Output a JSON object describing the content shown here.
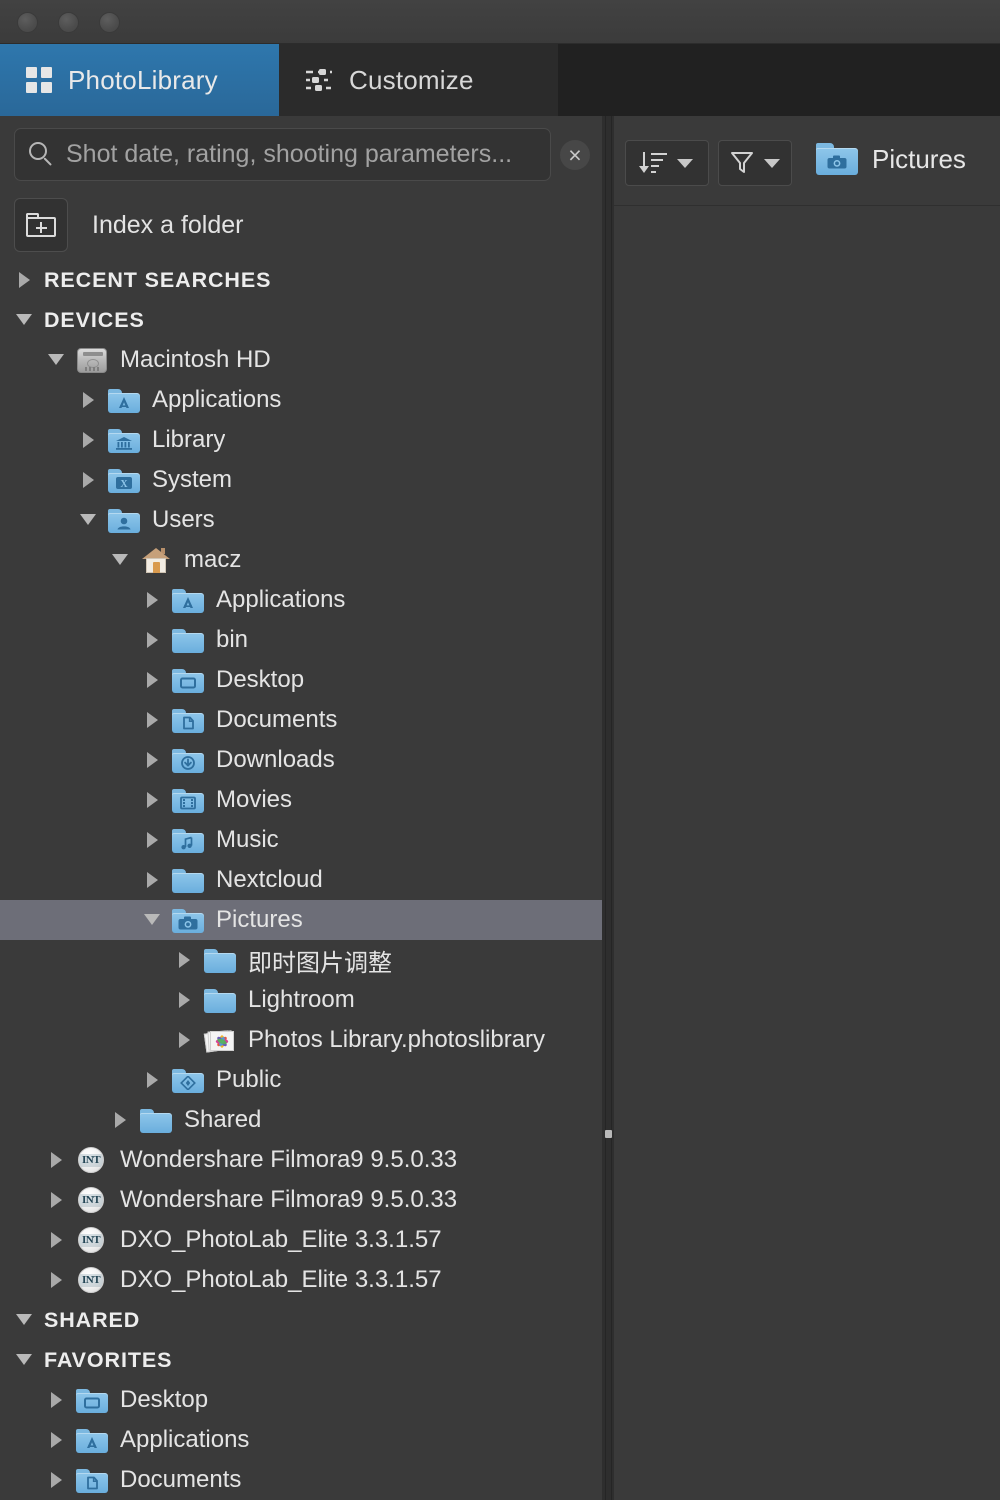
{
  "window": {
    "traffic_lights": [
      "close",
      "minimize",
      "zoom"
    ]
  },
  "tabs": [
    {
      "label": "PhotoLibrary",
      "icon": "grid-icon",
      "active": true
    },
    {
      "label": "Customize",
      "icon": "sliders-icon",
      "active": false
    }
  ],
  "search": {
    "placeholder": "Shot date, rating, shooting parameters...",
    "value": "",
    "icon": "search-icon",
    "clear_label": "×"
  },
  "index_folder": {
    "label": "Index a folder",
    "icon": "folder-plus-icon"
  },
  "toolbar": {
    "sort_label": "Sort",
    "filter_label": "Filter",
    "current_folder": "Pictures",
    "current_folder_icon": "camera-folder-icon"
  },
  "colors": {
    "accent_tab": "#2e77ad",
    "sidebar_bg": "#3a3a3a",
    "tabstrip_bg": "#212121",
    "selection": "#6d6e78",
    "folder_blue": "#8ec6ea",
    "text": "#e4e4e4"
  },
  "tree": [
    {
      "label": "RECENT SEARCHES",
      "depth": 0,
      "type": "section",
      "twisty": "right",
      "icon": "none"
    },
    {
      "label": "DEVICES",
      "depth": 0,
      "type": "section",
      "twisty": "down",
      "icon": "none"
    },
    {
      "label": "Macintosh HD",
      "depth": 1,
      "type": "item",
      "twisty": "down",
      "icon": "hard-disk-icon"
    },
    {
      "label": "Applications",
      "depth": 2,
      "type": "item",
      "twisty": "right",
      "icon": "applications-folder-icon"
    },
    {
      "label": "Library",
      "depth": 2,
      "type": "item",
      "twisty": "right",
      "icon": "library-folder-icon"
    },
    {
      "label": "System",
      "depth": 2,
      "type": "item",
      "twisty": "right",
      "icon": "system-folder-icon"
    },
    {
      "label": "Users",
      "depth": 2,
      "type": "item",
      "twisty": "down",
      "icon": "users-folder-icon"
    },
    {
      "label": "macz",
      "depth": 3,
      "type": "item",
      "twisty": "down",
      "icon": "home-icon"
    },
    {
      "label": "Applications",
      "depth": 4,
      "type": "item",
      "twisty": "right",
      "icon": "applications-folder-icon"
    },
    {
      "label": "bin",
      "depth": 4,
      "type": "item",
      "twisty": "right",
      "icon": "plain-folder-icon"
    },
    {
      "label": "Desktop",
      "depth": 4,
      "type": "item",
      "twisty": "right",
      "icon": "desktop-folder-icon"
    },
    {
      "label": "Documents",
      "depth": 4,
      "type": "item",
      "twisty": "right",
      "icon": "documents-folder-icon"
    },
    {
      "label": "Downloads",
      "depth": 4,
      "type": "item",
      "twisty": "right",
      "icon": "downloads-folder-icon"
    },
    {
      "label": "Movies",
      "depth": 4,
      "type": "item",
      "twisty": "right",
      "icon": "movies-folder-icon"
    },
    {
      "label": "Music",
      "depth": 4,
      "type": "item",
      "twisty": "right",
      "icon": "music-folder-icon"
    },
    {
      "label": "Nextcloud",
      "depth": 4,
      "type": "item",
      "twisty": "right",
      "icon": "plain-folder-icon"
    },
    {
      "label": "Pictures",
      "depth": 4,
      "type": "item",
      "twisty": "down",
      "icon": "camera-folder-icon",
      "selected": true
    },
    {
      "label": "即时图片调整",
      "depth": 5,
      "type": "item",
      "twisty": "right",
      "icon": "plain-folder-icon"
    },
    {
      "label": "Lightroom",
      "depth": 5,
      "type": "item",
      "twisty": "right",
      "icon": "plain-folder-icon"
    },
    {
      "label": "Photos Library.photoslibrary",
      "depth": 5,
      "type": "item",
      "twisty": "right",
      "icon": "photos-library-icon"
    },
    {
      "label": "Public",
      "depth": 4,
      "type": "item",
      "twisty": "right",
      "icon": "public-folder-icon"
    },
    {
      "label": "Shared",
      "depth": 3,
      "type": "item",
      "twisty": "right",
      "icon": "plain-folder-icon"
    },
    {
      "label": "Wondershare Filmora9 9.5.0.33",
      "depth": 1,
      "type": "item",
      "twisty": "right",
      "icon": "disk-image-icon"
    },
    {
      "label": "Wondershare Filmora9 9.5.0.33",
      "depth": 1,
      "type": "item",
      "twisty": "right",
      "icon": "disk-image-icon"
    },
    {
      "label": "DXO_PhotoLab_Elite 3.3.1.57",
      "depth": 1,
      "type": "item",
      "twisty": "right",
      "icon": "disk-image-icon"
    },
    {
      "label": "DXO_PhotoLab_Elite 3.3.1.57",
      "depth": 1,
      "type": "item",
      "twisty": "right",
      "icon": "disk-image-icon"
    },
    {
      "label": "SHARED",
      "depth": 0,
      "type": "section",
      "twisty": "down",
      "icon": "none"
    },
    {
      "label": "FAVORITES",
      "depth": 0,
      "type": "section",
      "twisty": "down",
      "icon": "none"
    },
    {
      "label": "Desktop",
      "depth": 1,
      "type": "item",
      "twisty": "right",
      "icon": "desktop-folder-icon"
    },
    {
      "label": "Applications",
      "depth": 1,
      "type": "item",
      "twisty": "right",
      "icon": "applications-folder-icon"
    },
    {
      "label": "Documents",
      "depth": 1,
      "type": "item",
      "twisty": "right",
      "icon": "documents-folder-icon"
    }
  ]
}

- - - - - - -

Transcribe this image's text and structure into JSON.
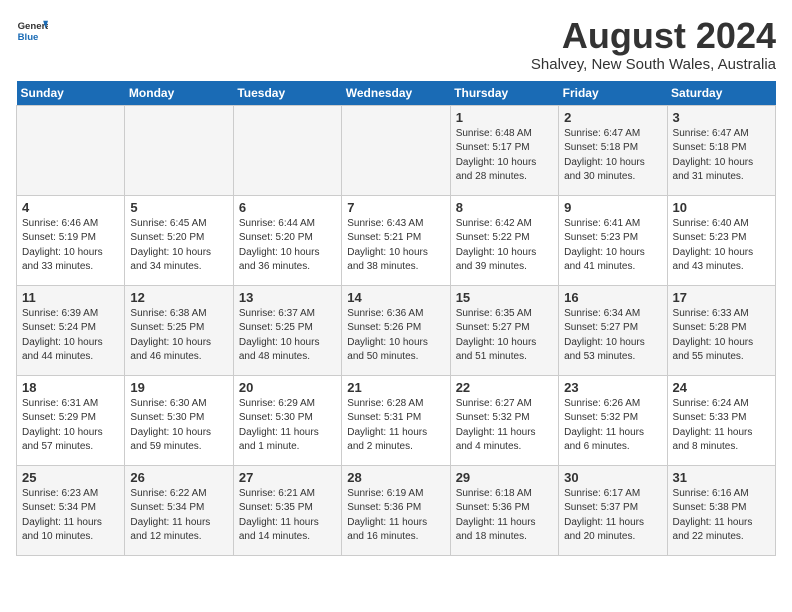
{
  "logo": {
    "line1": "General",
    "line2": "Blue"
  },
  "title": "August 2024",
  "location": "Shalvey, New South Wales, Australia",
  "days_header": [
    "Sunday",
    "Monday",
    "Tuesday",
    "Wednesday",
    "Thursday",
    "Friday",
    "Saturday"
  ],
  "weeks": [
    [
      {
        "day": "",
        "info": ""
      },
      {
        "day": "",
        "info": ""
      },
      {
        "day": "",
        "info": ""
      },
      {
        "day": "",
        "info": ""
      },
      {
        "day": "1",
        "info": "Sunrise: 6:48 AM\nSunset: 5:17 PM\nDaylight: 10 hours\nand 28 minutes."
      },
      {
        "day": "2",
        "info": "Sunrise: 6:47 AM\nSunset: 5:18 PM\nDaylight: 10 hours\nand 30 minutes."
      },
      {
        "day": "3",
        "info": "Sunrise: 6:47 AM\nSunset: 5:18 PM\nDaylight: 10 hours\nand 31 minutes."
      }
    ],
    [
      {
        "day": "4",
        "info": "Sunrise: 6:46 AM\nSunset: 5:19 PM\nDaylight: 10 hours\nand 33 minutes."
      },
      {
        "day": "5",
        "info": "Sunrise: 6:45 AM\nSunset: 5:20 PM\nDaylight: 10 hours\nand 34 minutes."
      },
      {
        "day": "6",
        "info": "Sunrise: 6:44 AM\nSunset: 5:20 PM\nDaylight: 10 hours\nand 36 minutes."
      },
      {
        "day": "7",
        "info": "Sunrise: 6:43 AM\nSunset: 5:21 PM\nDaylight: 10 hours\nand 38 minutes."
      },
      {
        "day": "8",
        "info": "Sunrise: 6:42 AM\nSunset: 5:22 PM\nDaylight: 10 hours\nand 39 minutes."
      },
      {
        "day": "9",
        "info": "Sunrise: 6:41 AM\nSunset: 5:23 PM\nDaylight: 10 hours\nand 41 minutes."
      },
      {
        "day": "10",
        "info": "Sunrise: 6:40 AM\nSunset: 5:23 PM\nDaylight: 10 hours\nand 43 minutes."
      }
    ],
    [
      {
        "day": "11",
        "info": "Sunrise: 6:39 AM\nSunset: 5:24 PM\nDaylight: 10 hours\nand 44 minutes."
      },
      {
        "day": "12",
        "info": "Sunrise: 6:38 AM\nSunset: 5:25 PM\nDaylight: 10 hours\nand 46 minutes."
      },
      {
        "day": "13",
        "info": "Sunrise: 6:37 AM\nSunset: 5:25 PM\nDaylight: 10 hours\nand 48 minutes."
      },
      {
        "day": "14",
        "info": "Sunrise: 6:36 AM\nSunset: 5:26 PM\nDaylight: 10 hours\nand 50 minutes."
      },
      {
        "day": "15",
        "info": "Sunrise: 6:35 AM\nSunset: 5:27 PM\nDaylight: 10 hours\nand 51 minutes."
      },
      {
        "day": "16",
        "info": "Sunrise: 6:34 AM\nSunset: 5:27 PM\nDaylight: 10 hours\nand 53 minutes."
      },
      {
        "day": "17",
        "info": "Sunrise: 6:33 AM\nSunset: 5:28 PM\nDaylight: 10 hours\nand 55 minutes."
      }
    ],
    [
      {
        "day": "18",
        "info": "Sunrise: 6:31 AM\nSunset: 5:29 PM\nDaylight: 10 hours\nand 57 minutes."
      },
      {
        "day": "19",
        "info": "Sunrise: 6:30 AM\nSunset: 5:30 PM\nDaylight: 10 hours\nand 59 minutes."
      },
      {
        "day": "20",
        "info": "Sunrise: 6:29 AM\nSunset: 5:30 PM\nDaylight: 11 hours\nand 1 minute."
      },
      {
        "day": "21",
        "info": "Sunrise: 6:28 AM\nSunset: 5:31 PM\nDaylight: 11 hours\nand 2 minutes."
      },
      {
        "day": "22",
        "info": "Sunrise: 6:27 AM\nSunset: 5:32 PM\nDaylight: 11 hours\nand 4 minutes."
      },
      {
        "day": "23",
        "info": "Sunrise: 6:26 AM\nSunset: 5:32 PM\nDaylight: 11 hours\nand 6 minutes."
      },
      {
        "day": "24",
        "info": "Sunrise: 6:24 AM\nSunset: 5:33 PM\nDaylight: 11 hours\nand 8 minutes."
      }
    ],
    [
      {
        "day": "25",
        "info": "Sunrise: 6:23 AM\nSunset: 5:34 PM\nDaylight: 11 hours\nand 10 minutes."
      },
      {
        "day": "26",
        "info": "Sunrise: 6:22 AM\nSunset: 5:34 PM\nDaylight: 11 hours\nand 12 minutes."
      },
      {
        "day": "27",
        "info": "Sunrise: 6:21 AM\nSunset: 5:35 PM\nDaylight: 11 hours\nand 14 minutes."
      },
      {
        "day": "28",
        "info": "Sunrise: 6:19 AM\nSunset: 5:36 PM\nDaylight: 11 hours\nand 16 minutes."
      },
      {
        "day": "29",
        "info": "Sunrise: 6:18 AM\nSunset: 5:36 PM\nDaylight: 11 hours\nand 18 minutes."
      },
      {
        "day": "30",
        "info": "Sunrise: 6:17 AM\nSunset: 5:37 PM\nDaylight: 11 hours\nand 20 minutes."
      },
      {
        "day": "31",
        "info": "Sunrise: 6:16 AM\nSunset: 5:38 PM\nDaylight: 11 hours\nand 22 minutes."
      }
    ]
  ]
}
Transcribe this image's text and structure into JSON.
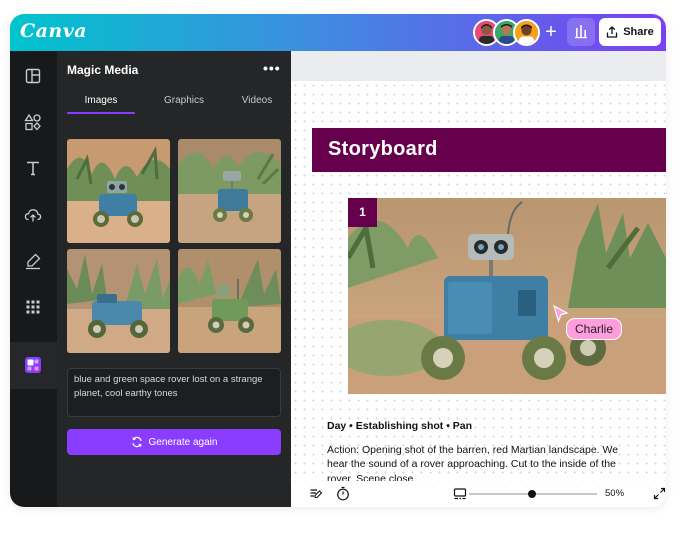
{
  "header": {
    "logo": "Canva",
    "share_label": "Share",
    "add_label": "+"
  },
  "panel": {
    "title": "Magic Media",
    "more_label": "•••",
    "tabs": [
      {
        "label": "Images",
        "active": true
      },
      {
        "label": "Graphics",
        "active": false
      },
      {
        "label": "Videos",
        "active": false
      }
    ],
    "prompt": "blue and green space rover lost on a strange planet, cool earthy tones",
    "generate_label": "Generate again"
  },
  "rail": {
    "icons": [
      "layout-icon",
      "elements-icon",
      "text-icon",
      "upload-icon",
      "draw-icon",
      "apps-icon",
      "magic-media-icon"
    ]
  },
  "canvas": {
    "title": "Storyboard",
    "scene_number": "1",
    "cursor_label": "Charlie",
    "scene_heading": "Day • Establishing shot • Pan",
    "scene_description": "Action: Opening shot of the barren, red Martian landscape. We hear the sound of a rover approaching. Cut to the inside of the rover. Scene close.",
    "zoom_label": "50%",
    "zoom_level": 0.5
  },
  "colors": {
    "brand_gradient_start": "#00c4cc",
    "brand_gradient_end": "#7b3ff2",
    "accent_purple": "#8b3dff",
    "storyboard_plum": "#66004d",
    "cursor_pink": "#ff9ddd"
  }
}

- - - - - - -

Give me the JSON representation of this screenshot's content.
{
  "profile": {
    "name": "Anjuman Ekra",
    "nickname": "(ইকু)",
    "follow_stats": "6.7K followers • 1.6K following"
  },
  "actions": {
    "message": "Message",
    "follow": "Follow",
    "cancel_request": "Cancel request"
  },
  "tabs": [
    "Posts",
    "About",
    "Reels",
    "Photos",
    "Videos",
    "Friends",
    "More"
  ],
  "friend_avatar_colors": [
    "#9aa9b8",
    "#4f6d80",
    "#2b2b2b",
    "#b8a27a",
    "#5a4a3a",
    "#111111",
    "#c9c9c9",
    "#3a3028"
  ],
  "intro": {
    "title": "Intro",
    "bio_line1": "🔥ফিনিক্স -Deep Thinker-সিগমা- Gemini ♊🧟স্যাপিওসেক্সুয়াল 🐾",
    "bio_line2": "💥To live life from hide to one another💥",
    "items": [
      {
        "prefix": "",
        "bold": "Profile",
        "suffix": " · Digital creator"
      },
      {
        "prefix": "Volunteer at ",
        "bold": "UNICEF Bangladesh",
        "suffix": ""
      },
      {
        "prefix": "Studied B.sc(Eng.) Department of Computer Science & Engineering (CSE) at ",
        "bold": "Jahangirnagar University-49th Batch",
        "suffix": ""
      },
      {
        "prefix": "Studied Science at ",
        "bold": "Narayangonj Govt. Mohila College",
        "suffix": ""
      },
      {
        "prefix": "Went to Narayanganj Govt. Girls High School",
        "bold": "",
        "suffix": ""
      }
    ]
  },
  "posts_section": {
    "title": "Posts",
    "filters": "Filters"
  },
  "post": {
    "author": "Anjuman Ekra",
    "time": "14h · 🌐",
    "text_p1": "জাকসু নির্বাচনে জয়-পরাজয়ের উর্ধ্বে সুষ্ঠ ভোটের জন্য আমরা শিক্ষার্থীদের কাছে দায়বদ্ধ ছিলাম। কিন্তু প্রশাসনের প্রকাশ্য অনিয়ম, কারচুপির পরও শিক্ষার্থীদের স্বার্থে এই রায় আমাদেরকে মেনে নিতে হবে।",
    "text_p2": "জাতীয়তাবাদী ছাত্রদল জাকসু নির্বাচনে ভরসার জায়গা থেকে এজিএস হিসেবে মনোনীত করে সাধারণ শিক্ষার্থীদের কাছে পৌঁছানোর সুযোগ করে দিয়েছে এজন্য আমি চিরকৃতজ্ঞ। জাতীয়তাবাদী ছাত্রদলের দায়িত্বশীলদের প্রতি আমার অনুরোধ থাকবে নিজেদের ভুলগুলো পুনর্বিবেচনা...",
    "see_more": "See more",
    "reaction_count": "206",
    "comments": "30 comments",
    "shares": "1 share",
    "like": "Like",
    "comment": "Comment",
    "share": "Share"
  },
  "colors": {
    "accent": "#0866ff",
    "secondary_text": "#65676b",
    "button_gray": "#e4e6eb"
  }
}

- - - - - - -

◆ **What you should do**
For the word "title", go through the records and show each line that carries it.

◆ **Task solution**
  "title": "August 2024",
    "title": "Magic Media",
    "title": "Storyboard",
    "title": "Intro",
    "title": "Posts",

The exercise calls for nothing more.